Carbon Futures ‘thermal modelling’ assessment has considered the use of the firm’s ‘iQ’ timber frame system in the construction of housing. The results indicate that it is possible to reduce heat loss associated with thermal bridging by up to 30% when compared against government accredited construction details. The ‘iQ’ system is manufactured in CCG’s bespoke facility in Cambuslang and is used to support the delivery of more than 1,000 homes per year, over 80% of which are for the public sector.
In a typical two-storey home, this facilitates a 5% reduction in annual carbon emissions and an 8% reduction in energy required for space heating, said CCG.
CCG managing director David Wylie said: At CCG, we pride ourselves on producing homes that are delivered to the highest standards of quality and environmental performance. The research undertaken with Carbon Futures will enable us to enhance our offering in these areas ensuring long-term benefits to our clients and the end user of our homes marking a significant step forward in helping tackle fuel poverty for people across Scotland.”

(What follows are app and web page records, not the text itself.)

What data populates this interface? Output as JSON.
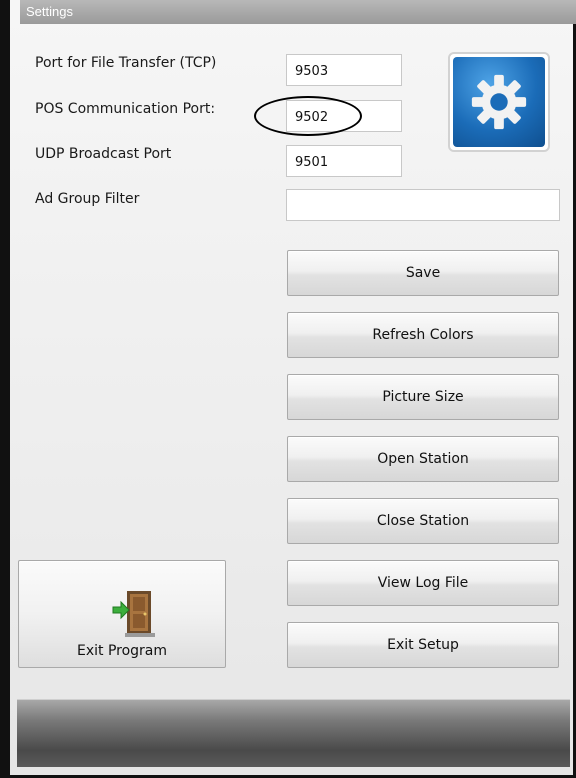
{
  "window": {
    "title": "Settings"
  },
  "fields": {
    "file_transfer_port": {
      "label": "Port for File Transfer (TCP)",
      "value": "9503"
    },
    "pos_comm_port": {
      "label": "POS Communication Port:",
      "value": "9502"
    },
    "udp_broadcast_port": {
      "label": "UDP Broadcast Port",
      "value": "9501"
    },
    "ad_group_filter": {
      "label": "Ad Group Filter",
      "value": ""
    }
  },
  "buttons": {
    "save": "Save",
    "refresh_colors": "Refresh Colors",
    "picture_size": "Picture Size",
    "open_station": "Open Station",
    "close_station": "Close Station",
    "view_log_file": "View Log File",
    "exit_setup": "Exit Setup",
    "exit_program": "Exit Program"
  },
  "icons": {
    "settings": "gear-icon",
    "exit": "door-exit-icon"
  },
  "colors": {
    "title_bar": "#9e9e9e",
    "gear_tile": "#1b6cb8",
    "status_bar": "#4a4a4a"
  }
}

“A lot has been said about the performance gap in new-build housing, therefore CCG should be commended for having the foresight to invest in the thermal performance of their timber frame product,” said Carbon Futures director David Russell. “Moving forward, the thermal improvement in CCG’s ‘iQ’ system puts them in a strong position to deliver carbon reduction targets in new-build housing whilst maintaining commercial viability.”